Which is why, I often like to think of chess as a metaphor for power. Only those who wield it well, know how finite their time is. President Obama, who ranks Number 1 on our list this year, summed it up a few years ago when he told David Axelrod, his chief strategist in the run-up to his presidential campaign: “I like dealing with complicated issues. I’m happy to make decisions. I’m looking forward to it.”
Sonia Gandhi, who ranks Number 11, didn’t seek power. Power sought her out. What else explains the rise of a girl born in northern Italy to the highest echelons of the world’s most raucous democracy? To investigate the phenomenon, we commissioned London-based Rani Singh, who documented her story with meticulous research and hundreds of hours of interviews with Gandhi’s closest aides to understand how one of the world’s most powerful woman got there and stayed there. Former British Prime Minister David Lloyd George got it right. “If you want to succeed in politics you must keep your conscience firmly under control.”

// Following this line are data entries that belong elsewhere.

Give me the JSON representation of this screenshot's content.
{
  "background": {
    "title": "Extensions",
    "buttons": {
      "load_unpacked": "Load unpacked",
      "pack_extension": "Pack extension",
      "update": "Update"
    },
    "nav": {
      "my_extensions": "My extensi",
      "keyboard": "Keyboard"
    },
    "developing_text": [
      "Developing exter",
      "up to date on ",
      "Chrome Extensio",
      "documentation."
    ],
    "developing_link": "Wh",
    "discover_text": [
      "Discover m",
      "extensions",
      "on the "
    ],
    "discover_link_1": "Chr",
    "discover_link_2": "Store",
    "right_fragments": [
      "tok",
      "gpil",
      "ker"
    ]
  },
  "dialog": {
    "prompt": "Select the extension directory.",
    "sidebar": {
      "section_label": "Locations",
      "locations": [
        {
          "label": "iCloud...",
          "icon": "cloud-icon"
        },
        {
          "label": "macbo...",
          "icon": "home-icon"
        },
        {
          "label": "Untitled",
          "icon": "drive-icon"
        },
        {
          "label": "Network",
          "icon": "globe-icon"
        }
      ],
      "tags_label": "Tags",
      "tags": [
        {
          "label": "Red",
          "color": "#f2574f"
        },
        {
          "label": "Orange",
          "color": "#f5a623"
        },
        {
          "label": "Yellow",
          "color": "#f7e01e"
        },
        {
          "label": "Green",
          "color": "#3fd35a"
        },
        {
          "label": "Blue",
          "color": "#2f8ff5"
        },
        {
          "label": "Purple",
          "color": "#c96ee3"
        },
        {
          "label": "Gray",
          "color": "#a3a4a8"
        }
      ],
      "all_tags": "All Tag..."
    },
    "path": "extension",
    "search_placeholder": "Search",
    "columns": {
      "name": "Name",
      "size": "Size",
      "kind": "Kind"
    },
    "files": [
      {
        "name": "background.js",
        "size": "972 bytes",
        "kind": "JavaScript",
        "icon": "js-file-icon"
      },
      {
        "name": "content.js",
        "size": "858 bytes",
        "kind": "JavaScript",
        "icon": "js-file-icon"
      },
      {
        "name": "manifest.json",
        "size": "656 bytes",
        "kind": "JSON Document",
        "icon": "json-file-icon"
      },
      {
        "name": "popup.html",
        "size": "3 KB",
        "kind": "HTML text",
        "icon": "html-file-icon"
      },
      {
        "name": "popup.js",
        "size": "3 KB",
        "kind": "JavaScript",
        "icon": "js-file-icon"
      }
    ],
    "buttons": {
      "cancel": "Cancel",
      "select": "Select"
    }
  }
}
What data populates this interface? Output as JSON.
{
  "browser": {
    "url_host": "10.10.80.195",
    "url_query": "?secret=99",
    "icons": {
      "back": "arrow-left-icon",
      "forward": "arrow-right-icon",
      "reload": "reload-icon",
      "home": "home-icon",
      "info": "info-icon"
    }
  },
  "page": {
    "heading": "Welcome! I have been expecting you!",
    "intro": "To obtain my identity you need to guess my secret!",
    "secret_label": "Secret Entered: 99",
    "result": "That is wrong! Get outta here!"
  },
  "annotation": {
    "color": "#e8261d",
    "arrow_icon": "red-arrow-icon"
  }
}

On page 42, we also have a special report on Afghanistan. It is a fascinating story of how India is fighting a geopolitical battle in a war-ravaged nation without firing a single bullet. To tell this compelling tale, Senior Editor Dinesh Narayanan crossed the border and, in the finest traditions of reporting, got home a powerful story.
A note from you on what you think of our efforts would be deeply appreciated.
(This story appears in the 02 December, 2011 issue of Forbes India. You can buy our tablet version from Magzter.com. To visit our Archives, click here.)